### DATASET RECORDS

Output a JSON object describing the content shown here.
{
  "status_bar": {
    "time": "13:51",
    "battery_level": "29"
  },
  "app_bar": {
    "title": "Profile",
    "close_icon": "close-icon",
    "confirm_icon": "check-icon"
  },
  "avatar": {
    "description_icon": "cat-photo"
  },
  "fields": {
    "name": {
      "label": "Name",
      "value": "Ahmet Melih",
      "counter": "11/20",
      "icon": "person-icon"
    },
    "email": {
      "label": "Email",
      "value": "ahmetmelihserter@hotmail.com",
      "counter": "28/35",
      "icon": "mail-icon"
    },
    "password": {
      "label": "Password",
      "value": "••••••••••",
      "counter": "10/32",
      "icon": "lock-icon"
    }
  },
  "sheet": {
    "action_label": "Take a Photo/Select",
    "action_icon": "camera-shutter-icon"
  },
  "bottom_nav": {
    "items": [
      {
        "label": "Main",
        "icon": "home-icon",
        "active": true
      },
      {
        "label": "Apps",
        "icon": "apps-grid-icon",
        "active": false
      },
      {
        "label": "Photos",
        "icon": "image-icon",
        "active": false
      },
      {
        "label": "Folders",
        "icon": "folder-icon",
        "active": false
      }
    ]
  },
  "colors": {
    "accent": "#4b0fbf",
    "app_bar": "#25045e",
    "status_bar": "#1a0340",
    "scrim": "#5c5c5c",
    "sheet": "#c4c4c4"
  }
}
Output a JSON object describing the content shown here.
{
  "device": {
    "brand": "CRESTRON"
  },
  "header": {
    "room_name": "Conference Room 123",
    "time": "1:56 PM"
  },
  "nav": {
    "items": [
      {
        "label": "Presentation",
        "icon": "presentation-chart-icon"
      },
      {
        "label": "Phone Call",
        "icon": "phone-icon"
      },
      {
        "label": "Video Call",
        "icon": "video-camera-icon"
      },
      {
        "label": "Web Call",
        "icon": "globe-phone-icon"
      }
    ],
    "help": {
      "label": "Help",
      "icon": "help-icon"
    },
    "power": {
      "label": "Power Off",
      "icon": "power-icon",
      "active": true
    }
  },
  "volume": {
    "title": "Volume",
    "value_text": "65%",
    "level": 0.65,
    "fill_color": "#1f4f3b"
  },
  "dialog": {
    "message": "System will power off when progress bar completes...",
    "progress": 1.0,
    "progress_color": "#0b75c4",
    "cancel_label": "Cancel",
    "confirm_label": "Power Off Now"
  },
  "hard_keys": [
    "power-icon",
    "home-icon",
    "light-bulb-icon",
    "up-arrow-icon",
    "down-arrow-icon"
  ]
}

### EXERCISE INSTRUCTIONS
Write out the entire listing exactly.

### ANSWER AREA
Output a JSON object describing the content shown here.
{
  "status_bar": {
    "time": "13:51",
    "battery_level": "29"
  },
  "app_bar": {
    "title": "Profile",
    "close_icon": "close-icon",
    "confirm_icon": "check-icon"
  },
  "avatar": {
    "description_icon": "cat-photo"
  },
  "fields": {
    "name": {
      "label": "Name",
      "value": "Ahmet Melih",
      "counter": "11/20",
      "icon": "person-icon"
    },
    "email": {
      "label": "Email",
      "value": "ahmetmelihserter@hotmail.com",
      "counter": "28/35",
      "icon": "mail-icon"
    },
    "password": {
      "label": "Password",
      "value": "••••••••••",
      "counter": "10/32",
      "icon": "lock-icon"
    }
  },
  "sheet": {
    "action_label": "Take a Photo/Select",
    "action_icon": "camera-shutter-icon"
  },
  "bottom_nav": {
    "items": [
      {
        "label": "Main",
        "icon": "home-icon",
        "active": true
      },
      {
        "label": "Apps",
        "icon": "apps-grid-icon",
        "active": false
      },
      {
        "label": "Photos",
        "icon": "image-icon",
        "active": false
      },
      {
        "label": "Folders",
        "icon": "folder-icon",
        "active": false
      }
    ]
  },
  "colors": {
    "accent": "#4b0fbf",
    "app_bar": "#25045e",
    "status_bar": "#1a0340",
    "scrim": "#5c5c5c",
    "sheet": "#c4c4c4"
  }
}
Output a JSON object describing the content shown here.
{
  "device": {
    "brand": "CRESTRON"
  },
  "header": {
    "room_name": "Conference Room 123",
    "time": "1:56 PM"
  },
  "nav": {
    "items": [
      {
        "label": "Presentation",
        "icon": "presentation-chart-icon"
      },
      {
        "label": "Phone Call",
        "icon": "phone-icon"
      },
      {
        "label": "Video Call",
        "icon": "video-camera-icon"
      },
      {
        "label": "Web Call",
        "icon": "globe-phone-icon"
      }
    ],
    "help": {
      "label": "Help",
      "icon": "help-icon"
    },
    "power": {
      "label": "Power Off",
      "icon": "power-icon",
      "active": true
    }
  },
  "volume": {
    "title": "Volume",
    "value_text": "65%",
    "level": 0.65,
    "fill_color": "#1f4f3b"
  },
  "dialog": {
    "message": "System will power off when progress bar completes...",
    "progress": 1.0,
    "progress_color": "#0b75c4",
    "cancel_label": "Cancel",
    "confirm_label": "Power Off Now"
  },
  "hard_keys": [
    "power-icon",
    "home-icon",
    "light-bulb-icon",
    "up-arrow-icon",
    "down-arrow-icon"
  ]
}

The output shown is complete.